SimpleFOC came up in a discussion about a motorized autonomous tricycle and we thought it might make an interesting example project to demonstrate use of brushed, brushless, and stepper motors all in the same project and syncronizing their movement automagically with a bare minimum of user input. Its just a napkin sketch currently. Seems possible.
Would like feedback whether you think this would be useful as an open source educational demonstrator prior to investing more time in it.
2 Brushed wheel motors in a symmetric differential drive configuration without encoders.
1 Brushless wheel with hall effect encoder.
1 Stepper with incremental encoder controlling the steering angle of the brushless wheel.
The brushless wheel may be in front or behind the brushed axle and you do not need to tell the software. Encoder count and direction does not need to be specified, it just needs to change in proportion to steering angle controlled by stepper. Wheel diameters and other build dimensions do not matter. Attach any hardware conforming to the above lines, set it on open level ground and it will do a self calibration and just work.

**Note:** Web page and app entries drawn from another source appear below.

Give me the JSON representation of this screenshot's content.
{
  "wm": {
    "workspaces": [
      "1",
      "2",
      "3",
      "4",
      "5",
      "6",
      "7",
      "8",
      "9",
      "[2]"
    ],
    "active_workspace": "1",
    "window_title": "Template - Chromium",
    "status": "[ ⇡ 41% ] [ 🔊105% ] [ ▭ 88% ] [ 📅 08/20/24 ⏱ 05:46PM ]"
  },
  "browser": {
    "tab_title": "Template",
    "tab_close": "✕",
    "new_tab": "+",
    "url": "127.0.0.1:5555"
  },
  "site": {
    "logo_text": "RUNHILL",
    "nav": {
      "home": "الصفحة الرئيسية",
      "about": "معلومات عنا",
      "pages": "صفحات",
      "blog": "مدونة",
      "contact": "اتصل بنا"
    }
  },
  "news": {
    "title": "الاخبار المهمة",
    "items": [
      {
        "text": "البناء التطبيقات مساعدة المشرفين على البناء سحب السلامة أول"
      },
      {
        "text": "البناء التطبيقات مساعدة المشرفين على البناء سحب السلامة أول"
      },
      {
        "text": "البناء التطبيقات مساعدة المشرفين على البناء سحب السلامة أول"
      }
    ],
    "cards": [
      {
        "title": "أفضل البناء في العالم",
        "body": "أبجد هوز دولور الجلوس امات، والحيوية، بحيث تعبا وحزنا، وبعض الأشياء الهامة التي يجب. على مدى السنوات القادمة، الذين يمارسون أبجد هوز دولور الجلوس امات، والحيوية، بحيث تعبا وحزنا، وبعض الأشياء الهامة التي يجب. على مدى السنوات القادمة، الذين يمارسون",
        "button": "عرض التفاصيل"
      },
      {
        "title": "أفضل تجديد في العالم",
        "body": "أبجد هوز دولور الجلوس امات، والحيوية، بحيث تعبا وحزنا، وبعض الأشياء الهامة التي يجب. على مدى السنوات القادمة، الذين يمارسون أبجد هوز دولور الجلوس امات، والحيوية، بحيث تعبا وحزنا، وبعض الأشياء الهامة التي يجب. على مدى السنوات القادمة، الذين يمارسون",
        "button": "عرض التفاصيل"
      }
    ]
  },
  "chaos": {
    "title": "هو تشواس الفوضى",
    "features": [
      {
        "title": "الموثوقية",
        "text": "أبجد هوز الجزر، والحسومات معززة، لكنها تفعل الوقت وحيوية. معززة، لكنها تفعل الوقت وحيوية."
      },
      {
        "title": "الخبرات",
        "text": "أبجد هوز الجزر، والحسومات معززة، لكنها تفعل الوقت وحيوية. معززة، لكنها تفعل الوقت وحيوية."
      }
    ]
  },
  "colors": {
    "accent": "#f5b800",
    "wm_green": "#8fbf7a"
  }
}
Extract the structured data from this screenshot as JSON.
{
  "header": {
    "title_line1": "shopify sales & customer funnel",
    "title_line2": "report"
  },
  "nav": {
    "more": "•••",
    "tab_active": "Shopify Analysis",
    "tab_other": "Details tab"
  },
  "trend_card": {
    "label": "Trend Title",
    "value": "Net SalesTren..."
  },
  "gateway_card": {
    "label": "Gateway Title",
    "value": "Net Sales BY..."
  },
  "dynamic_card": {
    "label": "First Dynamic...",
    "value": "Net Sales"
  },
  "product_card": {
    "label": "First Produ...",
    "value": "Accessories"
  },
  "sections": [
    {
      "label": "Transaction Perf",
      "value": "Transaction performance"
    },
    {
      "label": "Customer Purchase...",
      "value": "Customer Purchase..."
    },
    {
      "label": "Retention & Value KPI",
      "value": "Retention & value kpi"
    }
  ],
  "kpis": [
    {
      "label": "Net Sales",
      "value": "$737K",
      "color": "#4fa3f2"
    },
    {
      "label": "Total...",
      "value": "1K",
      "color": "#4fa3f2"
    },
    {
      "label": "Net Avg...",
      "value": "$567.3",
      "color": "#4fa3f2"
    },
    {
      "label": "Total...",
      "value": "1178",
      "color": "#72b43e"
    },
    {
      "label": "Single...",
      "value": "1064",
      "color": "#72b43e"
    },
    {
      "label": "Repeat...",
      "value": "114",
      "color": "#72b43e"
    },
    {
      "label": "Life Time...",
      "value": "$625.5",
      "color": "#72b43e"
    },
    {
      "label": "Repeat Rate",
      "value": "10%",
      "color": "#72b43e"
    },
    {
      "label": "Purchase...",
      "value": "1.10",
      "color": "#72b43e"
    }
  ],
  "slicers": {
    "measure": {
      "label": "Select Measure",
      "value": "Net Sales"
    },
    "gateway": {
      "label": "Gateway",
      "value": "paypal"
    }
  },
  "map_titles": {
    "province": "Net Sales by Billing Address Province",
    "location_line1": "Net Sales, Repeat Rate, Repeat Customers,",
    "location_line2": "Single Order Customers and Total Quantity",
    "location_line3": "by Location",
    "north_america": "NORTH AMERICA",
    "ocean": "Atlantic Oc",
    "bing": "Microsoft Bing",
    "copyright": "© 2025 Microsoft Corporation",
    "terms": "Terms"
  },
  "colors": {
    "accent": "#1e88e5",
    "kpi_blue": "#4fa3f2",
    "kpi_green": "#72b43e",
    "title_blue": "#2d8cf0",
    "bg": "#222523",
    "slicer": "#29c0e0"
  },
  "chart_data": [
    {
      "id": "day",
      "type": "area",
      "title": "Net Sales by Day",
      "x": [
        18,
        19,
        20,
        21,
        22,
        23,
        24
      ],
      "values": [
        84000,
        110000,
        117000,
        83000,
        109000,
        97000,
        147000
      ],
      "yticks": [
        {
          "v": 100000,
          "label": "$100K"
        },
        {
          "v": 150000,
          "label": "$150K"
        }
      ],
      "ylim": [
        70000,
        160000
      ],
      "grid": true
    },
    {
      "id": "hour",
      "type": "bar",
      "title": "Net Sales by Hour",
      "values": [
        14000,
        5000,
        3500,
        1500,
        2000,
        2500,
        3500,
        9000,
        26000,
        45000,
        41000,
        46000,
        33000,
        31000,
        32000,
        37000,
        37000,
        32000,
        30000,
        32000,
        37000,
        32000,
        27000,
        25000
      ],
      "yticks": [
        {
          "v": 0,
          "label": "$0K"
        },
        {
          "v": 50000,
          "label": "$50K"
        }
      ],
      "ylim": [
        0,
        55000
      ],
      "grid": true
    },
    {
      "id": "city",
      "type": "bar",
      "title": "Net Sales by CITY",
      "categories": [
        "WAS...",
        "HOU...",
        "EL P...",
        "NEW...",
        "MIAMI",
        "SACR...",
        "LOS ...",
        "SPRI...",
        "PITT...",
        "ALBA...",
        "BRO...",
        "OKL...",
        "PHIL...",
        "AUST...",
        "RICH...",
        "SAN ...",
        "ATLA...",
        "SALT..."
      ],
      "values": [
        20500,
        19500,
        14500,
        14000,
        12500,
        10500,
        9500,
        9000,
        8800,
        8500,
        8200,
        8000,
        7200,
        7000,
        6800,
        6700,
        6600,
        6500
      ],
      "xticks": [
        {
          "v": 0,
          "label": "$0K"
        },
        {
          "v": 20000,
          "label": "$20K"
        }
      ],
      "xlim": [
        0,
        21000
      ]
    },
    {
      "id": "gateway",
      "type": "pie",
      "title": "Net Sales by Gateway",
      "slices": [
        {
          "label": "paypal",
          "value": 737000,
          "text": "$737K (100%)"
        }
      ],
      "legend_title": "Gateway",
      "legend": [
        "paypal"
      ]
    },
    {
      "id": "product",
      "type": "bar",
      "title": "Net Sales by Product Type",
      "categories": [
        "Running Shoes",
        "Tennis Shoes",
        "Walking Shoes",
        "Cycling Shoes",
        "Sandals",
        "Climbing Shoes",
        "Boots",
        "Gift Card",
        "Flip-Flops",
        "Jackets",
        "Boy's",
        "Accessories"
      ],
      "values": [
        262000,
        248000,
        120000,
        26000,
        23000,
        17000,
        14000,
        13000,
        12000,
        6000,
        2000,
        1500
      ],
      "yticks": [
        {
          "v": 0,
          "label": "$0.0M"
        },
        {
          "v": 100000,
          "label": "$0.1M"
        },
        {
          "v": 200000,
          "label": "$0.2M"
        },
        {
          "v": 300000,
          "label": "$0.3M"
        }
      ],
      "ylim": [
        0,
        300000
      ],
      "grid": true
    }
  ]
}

The goal is to write software controlling multiple SimpleFOC modules which will sense what type of motor and encoder is plugged into each port. Brushed motor ports will be open circuit on exactly 1 phase. Stepper port will be the only one with an incremental encoder. Brushless will have all 3 phase connections. The auto configuration can attempt motion on various ports and look for encoder and current feedback to determine which is which.
At first, the brushless wheel and steering axis are undriven and their sensors merely observed while brushed wheels are driven.
Once ports are sorted, apply equal low voltage to both brushed motors until steering encoder settles into a stable value or a stable oscillation. Stop. This direction will be assigned as Forward and can be toggled by user. Because the brushed wheels are coupled to the brushless through the ground, watching the hall commutation sensor rate while driving straight establishes a relationship between brushed Kv and brushless commutation rate.
Apply opposite, same low voltages to each brushed motor until steering encoder settles into a stable value or a stable oscillation. This direction will be assigned as full left spin. Note the number of encoder transitions and encoder direction from “Forward” state to “full Left spin” state.
Repeat for Backward and full Right spin. The difference in number of encoder transitions between Left and Right spin is an indicator of steering axis offset from the differential drive axle centerline. This is a low precision value that can be improved with more driving, but it sets a rough upper limit on full lock to lock steering counts ~>180 degrees.
That is enough for basic calibration while consuming a minimum of floor space. With a longer straightaway we can explore how changing differential voltages affects steering angle over time and how steering angle actuation by stepper affects encoder direction and rate as well as differential brushed current.
It is unclear whether we will be able to achieve straight line driving and turn negotiation with this most basic sensor suite, but we have some things to try.
After calibration, basic teleoperation could be done by sending characters.
‘E’ ‘e’ or ‘space’ Emergency Stop
‘F’ ‘f’ ‘up arrow’ or ‘W’ ‘w’ Forward
‘L’ ‘l’ ‘left arrow’ or ‘A’ ‘a’ Left
‘R’ ‘r’ ‘right arrow’ or ‘D’ ‘d’ Right
‘B’ ‘b’ ‘down arrow’ or ‘S’ ‘s’ Backward
‘tab’ Toggle the direction defined as Forward
‘+’ increment keystroke multiplier *10
‘-’ decrement keystroke multiplier *10
Any single number preceding a valid command multiplies the effect of a single keystroke.
1 turn keystroke = 1 steering encoder tick.
1 direction keystroke = 1 brushless commutation.
2 numbers preceeding a valid command; first is the number of keystrokes, second is the rate of keystroke repeat. 100 is the normal repeat rate.